- **ACTION ITEM**: Only the lines with "kind" in them need to be copied from the listing.

DATA TO PROCESS: Begin

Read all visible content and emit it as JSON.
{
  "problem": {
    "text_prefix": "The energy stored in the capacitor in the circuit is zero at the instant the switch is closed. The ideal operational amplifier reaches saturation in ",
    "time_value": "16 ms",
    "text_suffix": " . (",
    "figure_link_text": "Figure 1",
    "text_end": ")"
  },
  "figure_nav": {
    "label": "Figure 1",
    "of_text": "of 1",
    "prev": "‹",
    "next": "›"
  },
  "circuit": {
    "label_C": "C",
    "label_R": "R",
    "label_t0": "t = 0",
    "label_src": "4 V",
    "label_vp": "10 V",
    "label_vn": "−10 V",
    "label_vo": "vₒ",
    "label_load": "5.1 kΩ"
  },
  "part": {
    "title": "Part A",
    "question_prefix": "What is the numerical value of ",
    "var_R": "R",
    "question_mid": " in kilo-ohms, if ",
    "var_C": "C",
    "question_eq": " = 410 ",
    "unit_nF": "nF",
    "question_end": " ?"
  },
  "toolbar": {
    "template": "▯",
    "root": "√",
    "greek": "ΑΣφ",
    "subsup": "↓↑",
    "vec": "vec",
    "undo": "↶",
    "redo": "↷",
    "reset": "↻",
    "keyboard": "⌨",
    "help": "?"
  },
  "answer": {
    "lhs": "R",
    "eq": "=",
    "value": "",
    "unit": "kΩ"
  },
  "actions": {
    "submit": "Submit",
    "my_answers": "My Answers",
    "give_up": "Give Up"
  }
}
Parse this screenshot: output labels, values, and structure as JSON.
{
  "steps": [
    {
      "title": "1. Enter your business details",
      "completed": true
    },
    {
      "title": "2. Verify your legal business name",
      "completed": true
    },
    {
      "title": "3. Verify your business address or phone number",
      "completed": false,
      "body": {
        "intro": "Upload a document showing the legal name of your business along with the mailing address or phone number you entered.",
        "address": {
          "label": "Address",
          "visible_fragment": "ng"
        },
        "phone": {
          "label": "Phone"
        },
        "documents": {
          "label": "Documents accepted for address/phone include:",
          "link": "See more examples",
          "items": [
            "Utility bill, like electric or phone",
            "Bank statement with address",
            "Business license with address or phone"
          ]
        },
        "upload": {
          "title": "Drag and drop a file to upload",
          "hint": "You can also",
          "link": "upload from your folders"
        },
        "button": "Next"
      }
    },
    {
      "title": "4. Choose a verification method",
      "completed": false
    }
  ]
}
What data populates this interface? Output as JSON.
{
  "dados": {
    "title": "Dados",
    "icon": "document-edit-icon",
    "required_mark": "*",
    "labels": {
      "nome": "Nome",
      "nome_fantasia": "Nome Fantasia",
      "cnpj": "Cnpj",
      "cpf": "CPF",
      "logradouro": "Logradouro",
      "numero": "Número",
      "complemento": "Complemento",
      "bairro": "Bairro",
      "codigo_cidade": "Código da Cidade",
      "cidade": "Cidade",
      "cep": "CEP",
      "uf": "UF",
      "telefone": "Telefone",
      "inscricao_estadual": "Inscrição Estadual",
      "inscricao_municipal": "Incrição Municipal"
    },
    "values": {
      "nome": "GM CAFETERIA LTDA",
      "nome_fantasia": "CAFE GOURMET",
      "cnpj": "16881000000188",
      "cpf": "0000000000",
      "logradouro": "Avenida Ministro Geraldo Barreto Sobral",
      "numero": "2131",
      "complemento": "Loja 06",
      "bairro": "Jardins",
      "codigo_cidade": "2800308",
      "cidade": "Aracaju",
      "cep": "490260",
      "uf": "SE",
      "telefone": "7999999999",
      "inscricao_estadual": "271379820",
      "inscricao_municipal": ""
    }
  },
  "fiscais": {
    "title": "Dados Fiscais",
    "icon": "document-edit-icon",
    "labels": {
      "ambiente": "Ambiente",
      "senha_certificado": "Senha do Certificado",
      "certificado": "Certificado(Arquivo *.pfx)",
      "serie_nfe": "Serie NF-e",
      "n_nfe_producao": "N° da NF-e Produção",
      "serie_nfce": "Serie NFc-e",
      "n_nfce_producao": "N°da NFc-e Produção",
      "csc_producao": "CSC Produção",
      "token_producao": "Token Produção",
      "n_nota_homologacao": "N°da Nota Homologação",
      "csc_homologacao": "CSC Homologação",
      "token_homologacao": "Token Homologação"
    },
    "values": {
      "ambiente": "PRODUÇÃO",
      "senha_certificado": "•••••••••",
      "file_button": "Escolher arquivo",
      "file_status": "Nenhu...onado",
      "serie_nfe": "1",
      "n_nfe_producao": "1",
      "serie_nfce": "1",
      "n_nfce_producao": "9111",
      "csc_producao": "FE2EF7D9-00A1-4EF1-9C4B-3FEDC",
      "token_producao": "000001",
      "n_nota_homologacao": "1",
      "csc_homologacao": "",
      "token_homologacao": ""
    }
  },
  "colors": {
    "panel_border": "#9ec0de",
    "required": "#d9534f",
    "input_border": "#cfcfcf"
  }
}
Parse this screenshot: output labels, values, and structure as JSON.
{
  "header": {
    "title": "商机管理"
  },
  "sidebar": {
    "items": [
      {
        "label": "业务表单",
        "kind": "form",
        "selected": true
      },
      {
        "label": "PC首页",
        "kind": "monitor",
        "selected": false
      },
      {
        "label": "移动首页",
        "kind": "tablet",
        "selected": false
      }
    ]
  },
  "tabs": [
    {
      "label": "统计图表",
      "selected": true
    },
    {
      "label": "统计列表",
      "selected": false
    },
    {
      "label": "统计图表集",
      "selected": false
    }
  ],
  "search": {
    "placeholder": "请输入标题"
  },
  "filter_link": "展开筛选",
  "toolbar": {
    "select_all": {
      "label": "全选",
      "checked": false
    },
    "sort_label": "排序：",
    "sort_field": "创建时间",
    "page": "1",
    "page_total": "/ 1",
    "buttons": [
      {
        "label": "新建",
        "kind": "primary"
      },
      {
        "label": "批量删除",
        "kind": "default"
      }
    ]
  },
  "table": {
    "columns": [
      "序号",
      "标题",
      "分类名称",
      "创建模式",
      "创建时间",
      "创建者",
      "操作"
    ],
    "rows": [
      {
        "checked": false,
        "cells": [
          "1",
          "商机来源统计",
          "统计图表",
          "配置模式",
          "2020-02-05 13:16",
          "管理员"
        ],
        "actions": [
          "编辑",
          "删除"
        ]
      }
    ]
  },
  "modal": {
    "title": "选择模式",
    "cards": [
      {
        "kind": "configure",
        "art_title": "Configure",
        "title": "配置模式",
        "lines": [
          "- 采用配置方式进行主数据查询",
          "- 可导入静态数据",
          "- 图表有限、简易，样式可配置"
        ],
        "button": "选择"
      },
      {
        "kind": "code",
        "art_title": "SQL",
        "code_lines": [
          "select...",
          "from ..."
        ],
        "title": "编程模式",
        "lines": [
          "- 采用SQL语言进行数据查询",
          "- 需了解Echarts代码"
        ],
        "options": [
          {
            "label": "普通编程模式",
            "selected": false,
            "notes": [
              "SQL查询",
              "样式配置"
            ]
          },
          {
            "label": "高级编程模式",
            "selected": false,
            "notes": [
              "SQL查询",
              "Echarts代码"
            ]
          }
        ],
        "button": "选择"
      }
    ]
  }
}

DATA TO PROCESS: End

- **COMPLETED EXERCISE**:
        "kind": "form",
        "kind": "monitor",
        "kind": "tablet",
        "kind": "primary"
        "kind": "default"
        "kind": "configure",
        "kind": "code",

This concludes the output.